“In ancient times cats were worshipped as gods; they have not forgotten this.” – Terry Pratchett
Terry Pratchett’s seventh Discworld novel Pyramids won the BSFA Best Novel award in 1989. I re-read it as part of my BSFA Reading Challenge. It is the first book in the Discworld series that can be read as a standalone story. That is, there aren’t any recurring characters in this book, but it is set in the Discword universe. (If you are new to the Discworld experience then here is a link to the Wikipedia page.)
Pyramids tells the story of Teppic, a young man who is heir to the throne of “Djelibaybi”, a kingdom which is a caricature of ancient Egypt. At the beginning of the story, we join Teppic as a trainee assassin attending the Assassin’s Guild in the city of Ankh-Morpork.
“All assassins had a full-length mirror in their rooms, because it would be a terrible insult to anyone to kill them when you were badly dressed.”
Teppic is enjoying his student-life and training until he is suddenly required to return home to the desert Kingdom of his birth. Pratchett uses this plot device as an opportunity to have a lot of fun satirising our ideas of ancient Egypt. He comments on the rites and rituals of royal families, the roles of priests, workers and servants, and revealingly, just exactly what pyramids do.
“Do I really have to wear this gold mask?”
“The Face of the Sun, sire.
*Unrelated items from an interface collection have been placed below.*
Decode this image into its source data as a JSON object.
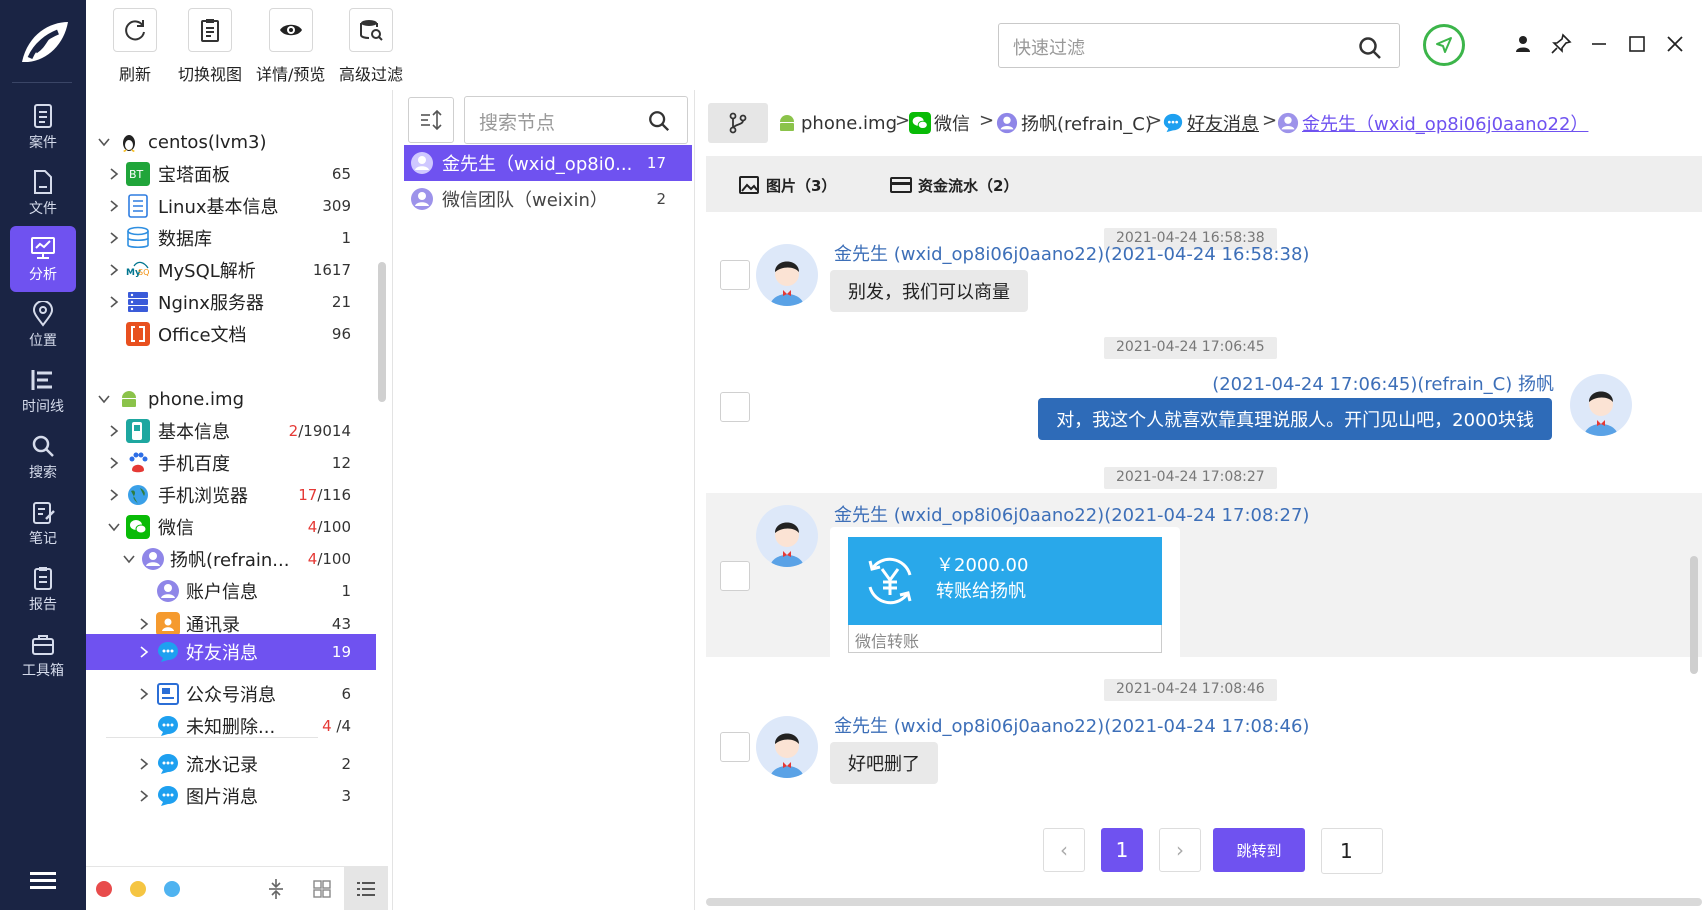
{
  "rail": {
    "items": [
      {
        "label": "案件",
        "icon": "case-icon"
      },
      {
        "label": "文件",
        "icon": "file-icon"
      },
      {
        "label": "分析",
        "icon": "analysis-icon",
        "active": true
      },
      {
        "label": "位置",
        "icon": "location-icon"
      },
      {
        "label": "时间线",
        "icon": "timeline-icon"
      },
      {
        "label": "搜索",
        "icon": "search-icon"
      },
      {
        "label": "笔记",
        "icon": "note-icon"
      },
      {
        "label": "报告",
        "icon": "report-icon"
      },
      {
        "label": "工具箱",
        "icon": "toolbox-icon"
      }
    ]
  },
  "toolbar": {
    "refresh": "刷新",
    "switch_view": "切换视图",
    "detail_preview": "详情/预览",
    "advanced_filter": "高级过滤",
    "quick_filter_placeholder": "快速过滤"
  },
  "tree": {
    "centos": "centos(lvm3)",
    "bt": {
      "label": "宝塔面板",
      "count": "65"
    },
    "linux": {
      "label": "Linux基本信息",
      "count": "309"
    },
    "db": {
      "label": "数据库",
      "count": "1"
    },
    "mysql": {
      "label": "MySQL解析",
      "count": "1617"
    },
    "nginx": {
      "label": "Nginx服务器",
      "count": "21"
    },
    "office": {
      "label": "Office文档",
      "count": "96"
    },
    "phone": "phone.img",
    "basic": {
      "label": "基本信息",
      "red": "2",
      "count": "/19014"
    },
    "baidu": {
      "label": "手机百度",
      "count": "12"
    },
    "browser": {
      "label": "手机浏览器",
      "red": "17",
      "count": "/116"
    },
    "wechat": {
      "label": "微信",
      "red": "4",
      "count": "/100"
    },
    "yangfan": {
      "label": "扬帆(refrain...",
      "red": "4",
      "count": "/100"
    },
    "account": {
      "label": "账户信息",
      "count": "1"
    },
    "contacts": {
      "label": "通讯录",
      "count": "43"
    },
    "friends": {
      "label": "好友消息",
      "count": "19"
    },
    "official": {
      "label": "公众号消息",
      "count": "6"
    },
    "unknown": {
      "label": "未知删除...",
      "red": "4",
      "count": "/4"
    },
    "flow": {
      "label": "流水记录",
      "count": "2"
    },
    "images": {
      "label": "图片消息",
      "count": "3"
    }
  },
  "status_colors": {
    "red": "#e84c4c",
    "yellow": "#f5c542",
    "blue": "#4fb3f0"
  },
  "node_search_placeholder": "搜索节点",
  "contacts": [
    {
      "name": "金先生（wxid_op8i0...",
      "count": "17"
    },
    {
      "name": "微信团队（weixin）",
      "count": "2"
    }
  ],
  "breadcrumb": {
    "c1": "phone.img",
    "c2": "微信",
    "c3": "扬帆(refrain_C)",
    "c4": "好友消息",
    "c5": "金先生（wxid_op8i06j0aano22）",
    "sep": ">"
  },
  "tabs": {
    "images": "图片（3）",
    "funds": "资金流水（2）"
  },
  "messages": [
    {
      "time": "2021-04-24 16:58:38",
      "sender": "金先生 (wxid_op8i06j0aano22)(2021-04-24 16:58:38)",
      "text": "别发，我们可以商量"
    },
    {
      "time": "2021-04-24 17:06:45",
      "sender": "(2021-04-24 17:06:45)(refrain_C) 扬帆",
      "text": "对，我这个人就喜欢靠真理说服人。开门见山吧，2000块钱"
    },
    {
      "time": "2021-04-24 17:08:27",
      "sender": "金先生 (wxid_op8i06j0aano22)(2021-04-24 17:08:27)",
      "amount": "￥2000.00",
      "to": "转账给扬帆",
      "footer": "微信转账"
    },
    {
      "time": "2021-04-24 17:08:46",
      "sender": "金先生 (wxid_op8i06j0aano22)(2021-04-24 17:08:46)",
      "text": "好吧删了"
    }
  ],
  "pager": {
    "prev": "‹",
    "current": "1",
    "next": "›",
    "jump": "跳转到",
    "input": "1"
  },
  "accent": "#6f52f0"
}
Handed down through all the ages. Yes, sire. On all public occasions, sire.” […]
“It’s rather heavy.”
“It is weighted with the centuries,” said Dios and passed over the obsidian Reaping Hook of Justice. […] “And now, sire, if we could just hold this as well …”
“What is it?”
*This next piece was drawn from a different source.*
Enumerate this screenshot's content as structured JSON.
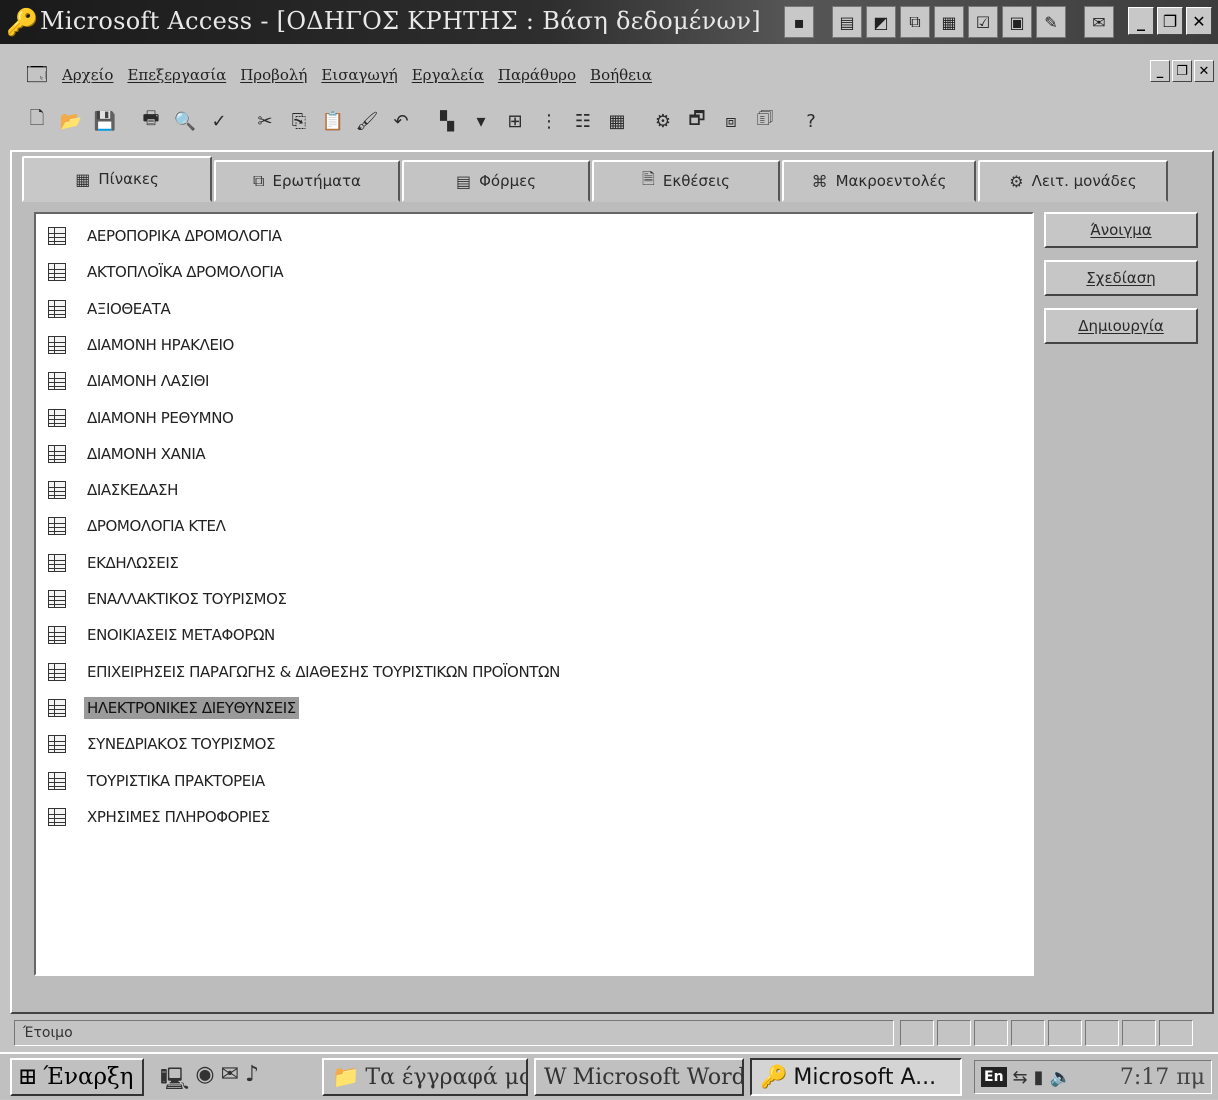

“The Honeycomb of Increase, sire. Very important.”
There are some very funny scenes in here. It is a funny book. But also, buried just beneath the humour, Pratchett makes some shrewd points about human folly, particularly in relation to war, religion and excessive rituals. Are we as a race of so-called intelligent life doomed to keep making the same mistakes out of stubbornness and stupidity? The author’s light touch keeps it from becoming too serious, but the ideas are there.
As with the best satire, Pratchett’s fantasy is sprinkled with liberal doses of irony and sarcasm and the author’s wit almost makes you forget you are reading a critique of society, both past and present. It is light-hearted and a bit silly at times but it makes a nice change from the darkness. I enjoyed reading this book but to be honest I was surprised it won the BSFA award. I’ve read a few other Discworld novels and this one wasn’t the best. Of the titles I’ve read, Moving Pictures was good and I enjoyed The Thief of Time. On the other hand, I haven’t read any of the other nominees from the same year so I can’t compare it with them. How about you? Have you read any of the other books listed below? Which Discworld book is your favourite?
Here are the other books that were nominated for the BSFA Best Novel award in 1989:
- A Child Across the Sky by Jonathan Carroll (Legend; Century)
- Cyteen by C. J. Cherryh (NEL)
- Pyramids by Terry Pratchett (Gollancz)
- The Gold Coast by Kim Stanley Robinson (Or
- The Child Garden by Geoff Ryman (Unwin Hyman)